Irrespective of whether it was correct or justified, Mandelblit’s decision will inevitably have political consequences. A Times of Israel poll projected that a recommendation to indict could cost Likud four seats in the next Knesset, not necessarily causing it to lose but making it that much harder for it to form a coalition. Netanyahu’s party is now facing a stronger competition in this campaign after his leading rivals, former military chief of staff Benny Gantz and Yesh Atid party chairman Yair Lapid, agreed to form a centrist alliance called Kahol Lavan (“Blue and White”). Previously, Kahol Lavan had suggested it would be willing to form a government with Likud, but Gantz said on Thursday that he was no longer willing to join a coalition led by Netanyahu.
It will be extremely difficult, however, for Blue and White to cobble together the 61 Knesset seats it would need to form a coalition of its own without Likud or without violating the Israeli political taboo against bringing the majority-Arab, non-Zionist left-wing parties into government. Lapid has denied that his coalition would include the Arab parties, but Netanyahu is already making hay out of the notion that they would empower these parties, which he regularly characterizes as spies and traitors bent on destroying the state of Israel. Clearly, Lapid and Gantz would prefer that Netanyahu resign or be ousted so that they could caucus with a post-Netanyahu Likud party, but that could also give the prime minister another form of leverage with his right-wing allies in keeping himself in power.

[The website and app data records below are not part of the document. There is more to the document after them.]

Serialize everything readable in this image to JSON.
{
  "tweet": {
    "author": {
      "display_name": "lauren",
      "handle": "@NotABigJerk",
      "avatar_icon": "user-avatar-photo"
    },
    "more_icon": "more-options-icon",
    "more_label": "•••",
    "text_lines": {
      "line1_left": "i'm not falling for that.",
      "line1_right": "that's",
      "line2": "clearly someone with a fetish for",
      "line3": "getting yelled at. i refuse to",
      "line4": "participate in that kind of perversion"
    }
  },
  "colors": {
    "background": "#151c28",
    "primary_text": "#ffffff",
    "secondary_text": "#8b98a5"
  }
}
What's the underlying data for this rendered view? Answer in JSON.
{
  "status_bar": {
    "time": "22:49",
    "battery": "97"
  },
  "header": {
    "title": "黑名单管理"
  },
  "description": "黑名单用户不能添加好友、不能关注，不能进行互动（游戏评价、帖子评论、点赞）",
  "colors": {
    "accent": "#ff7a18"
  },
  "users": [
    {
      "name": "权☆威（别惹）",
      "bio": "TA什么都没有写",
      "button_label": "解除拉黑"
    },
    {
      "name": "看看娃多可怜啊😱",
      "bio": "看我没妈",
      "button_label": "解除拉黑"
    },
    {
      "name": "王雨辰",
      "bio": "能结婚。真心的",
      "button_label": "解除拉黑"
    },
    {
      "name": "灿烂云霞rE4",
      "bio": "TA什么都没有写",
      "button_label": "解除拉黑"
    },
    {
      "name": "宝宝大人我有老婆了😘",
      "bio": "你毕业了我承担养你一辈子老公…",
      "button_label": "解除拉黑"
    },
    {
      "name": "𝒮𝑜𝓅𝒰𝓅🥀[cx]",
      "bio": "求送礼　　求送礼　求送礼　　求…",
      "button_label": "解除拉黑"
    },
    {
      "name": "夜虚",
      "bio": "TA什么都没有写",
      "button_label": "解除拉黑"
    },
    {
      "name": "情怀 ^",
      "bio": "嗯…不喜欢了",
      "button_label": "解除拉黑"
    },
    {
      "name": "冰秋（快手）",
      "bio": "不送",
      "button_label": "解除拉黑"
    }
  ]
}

Netanyahu has already stooped to conquer in that regard. Late last year, he faced down an internal revolt from hard-right members of his own cabinet, who deemed the man who proudly takes credit for dismantling the Oslo Accords and the two-state solution insufficiently tough on defense because he did not take advantage of every single opportunity to bomb the Gaza Strip — just most of them. Since then, the already hawkish Netanyahu has gone out of his way to burnish his nationalist credentials, playing up the demagogy and warning darkly of left-wingers handing the country over to the tender mercies of “the Arabs.”
Last week, in a step so shocking that even AIPAC denounced it, Netanyahu and his party legitimized Otzma Yehudit (“Jewish Power”), a radical right-wing party associated with the teachings of the genocidal terrorist Rabbi Meir Kahane, by incorporating it into a right-wing union with the religious nationalist party HaBayit HaYehudi (“Jewish Home”). For Netanyahu, this was a nakedly self-serving act of parliamentary calculus, as a joint list of far-right parties is more likely to clear the threshold for seats in the Knesset than each party would on its own, and Likud needs as many seats as it can get for its coalition partners.
Netanyahu’s legal turmoil may or may not cost his party a plurality in the Knesset, but even if it does, there’s no guarantee that these voters will defect to the center rather than the far right. Israeli politics has taken on an increasingly violent, nationalist, and anti-Arab tone in recent years, with the center-left collapsing and the mainstream right going into business with an increasingly fanatical cast of characters that make Netanyahu look reasonable and statesmanlike in comparison.
In other words, if Israeli democracy is falling apart, Avichai Mandelblit is pretty far down on the list of people responsible for that.